6 Impressing employers
'69 per cent of employers have done voluntary work in their lifetime, with over half stating that volunteering gave them people skills which helped them get to where they are today. Half of employers say that job candidates with volunteering experience are more motivated than other candidates.'
There is no doubt that the ‘soft' skills you can develop in your voluntary work will serve you well when job-seeking, but how to convince the employers you have what they want?
If you examine job advertisements, they will usually specify exactly which ‘transferable skills’ they want, in addition to any formal qualifications or experience. For example, ‘must have excellent communication skills, and ability to work on your own or as part of a team’ is a very common requirement.
The trick is to analyse them carefully, and then, using the right words, give hard evidence that makes the employer want to meet you to find out more. So when they ask for ‘communication skills’, don’t just take the phrase at face value. Think about all the different ways you can communicate – for example:
- listening and empathising
- conveying information clearly and accurately
- good written expression in reports, articles or letters
- adapting style and content of communication appropriately, depending on the audience
- using language persuasively to negotiate, convince, mediate, sell, etc.
- public speaking or presentations.
- understanding information.
Don’t just present employers with a random list of all your skills; you must convince them that they are exactly what they want. They will appreciate that you’ve analysed what their post requires and matched relevant examples of your experience.
How do you convince them you are the right person for the job?
Before you can convince them that you’re just the person they need, you first need to know what they want. There is a helpful section on the OU Careers Advisory Service website that will take you through the process.
Whatever skills you’ve developed – and you should have a good record if you’ve been keeping up your volunteering log – you need to put them in a relevant context of evidence to present them in job applications.
Test your knowledge about what employers are looking for by naming at least six transferable 'soft' skills that are wanted by most employers.
The skills listed on the Prospects website cover most of the popular ones:
- Communication: The ability to communicate orally, in writing or via electronic means in a manner appropriate to the audience.
- Teamwork: Being a constructive team member, contributing practically to the success of the team.
- Leadership: Being able to motivate and encourage others while taking the lead.
- Initiative: The ability to see opportunities and to set and achieve goals.
- Problem-solving: Thinking things through in a logical way in order to determine key issues, often also including creative thinking.
- Flexibility/adaptability: The ability to handle change and adapt to new situations.
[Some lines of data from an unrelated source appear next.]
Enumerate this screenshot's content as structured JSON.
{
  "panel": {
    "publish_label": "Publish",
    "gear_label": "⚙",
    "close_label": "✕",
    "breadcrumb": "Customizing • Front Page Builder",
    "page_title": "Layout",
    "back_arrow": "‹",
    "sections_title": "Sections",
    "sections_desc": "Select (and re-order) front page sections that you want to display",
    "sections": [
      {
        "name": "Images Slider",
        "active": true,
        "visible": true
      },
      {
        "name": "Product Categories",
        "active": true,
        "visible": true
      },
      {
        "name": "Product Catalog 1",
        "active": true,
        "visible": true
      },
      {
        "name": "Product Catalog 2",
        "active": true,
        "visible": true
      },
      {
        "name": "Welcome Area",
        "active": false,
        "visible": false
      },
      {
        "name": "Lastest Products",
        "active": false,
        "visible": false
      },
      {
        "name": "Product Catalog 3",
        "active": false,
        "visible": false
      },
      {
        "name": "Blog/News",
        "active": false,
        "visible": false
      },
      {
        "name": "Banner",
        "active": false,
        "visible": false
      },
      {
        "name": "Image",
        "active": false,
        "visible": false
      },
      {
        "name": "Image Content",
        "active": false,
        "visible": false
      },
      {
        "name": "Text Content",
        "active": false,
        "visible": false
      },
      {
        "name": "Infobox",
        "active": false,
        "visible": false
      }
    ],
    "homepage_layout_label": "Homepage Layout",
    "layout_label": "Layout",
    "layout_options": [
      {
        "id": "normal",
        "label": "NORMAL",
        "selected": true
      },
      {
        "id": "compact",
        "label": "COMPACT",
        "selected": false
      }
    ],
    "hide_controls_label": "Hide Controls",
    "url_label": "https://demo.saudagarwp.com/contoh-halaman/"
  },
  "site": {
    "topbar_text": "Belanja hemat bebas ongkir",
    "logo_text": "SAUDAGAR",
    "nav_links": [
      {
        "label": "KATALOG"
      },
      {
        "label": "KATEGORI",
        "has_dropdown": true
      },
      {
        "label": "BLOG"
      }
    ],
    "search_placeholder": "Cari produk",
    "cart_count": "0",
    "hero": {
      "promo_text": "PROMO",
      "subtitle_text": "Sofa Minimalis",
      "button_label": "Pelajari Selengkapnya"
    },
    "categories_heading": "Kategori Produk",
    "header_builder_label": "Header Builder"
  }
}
- Self-awareness: Knowing your strengths and skills, and having the confidence to put these across.
- Commitment/motivation: Having energy and enthusiasm in pursuing projects.
- Interpersonal skills: The ability to relate well to others and establish good working relationships.
- Numeracy: Competence and understanding of numerical data, statistics and graphs.
Read the case study in Worksheet 4. Jack evaluates his voluntary experience and what action was taken, by using a STARE grid and ‘action words’ (see also Worksheet 5 in Section 6).
Try completing the blank grid provided in Worksheet 4 using examples of your own activities to demonstrate your skills and how you acquired them. The information in your STARE chart will be invaluable for those situational type questions that often crop up on application forms, such as ‘tell us about a time when you worked in a team; describe what you were trying to achieve and what your role was’. The STARE chart will cover all three aspects of this question. To give your evidence the most impact, use strong ‘action words’ (see Worksheet 5 in Section 6).
Look at Worksheet 5, select some words that seem relevant to what you’ve achieved and introduce them to an entry in your volunteering log (Worksheet 3) as appropriate. You might want to look again at the case study in Worksheet 4 to see the developments that Jack initiated and recorded.